### What you need to do
Of the lines below, report only those that contain "pfms".

[Material for this exercise — start]

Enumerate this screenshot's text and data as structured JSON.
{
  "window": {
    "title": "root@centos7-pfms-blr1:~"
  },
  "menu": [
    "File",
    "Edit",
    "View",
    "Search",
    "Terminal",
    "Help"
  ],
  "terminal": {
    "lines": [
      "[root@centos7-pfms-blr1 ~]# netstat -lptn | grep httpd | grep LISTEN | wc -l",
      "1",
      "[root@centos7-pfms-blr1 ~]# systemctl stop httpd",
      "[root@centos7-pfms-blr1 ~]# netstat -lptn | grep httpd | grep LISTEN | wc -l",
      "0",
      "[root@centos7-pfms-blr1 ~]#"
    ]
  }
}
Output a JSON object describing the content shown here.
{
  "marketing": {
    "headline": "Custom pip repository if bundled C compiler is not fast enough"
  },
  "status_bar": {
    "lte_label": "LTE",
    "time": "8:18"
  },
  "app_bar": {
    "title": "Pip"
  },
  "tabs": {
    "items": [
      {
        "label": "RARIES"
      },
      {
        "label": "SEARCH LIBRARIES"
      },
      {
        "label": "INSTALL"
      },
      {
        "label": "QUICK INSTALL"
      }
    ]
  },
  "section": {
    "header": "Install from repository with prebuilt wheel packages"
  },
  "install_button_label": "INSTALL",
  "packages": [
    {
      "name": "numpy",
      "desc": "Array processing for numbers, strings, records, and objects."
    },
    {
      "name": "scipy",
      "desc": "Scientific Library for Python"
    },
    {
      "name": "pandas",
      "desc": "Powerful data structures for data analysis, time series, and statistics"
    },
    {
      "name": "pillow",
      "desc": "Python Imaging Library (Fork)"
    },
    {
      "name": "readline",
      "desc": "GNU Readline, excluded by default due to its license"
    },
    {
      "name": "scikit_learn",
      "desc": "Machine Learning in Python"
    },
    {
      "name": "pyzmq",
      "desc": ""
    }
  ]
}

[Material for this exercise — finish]

### Solution to the problem
    "title": "root@centos7-pfms-blr1:~"
      "[root@centos7-pfms-blr1 ~]# netstat -lptn | grep httpd | grep LISTEN | wc -l",
      "[root@centos7-pfms-blr1 ~]# systemctl stop httpd",
      "[root@centos7-pfms-blr1 ~]# netstat -lptn | grep httpd | grep LISTEN | wc -l",
      "[root@centos7-pfms-blr1 ~]#"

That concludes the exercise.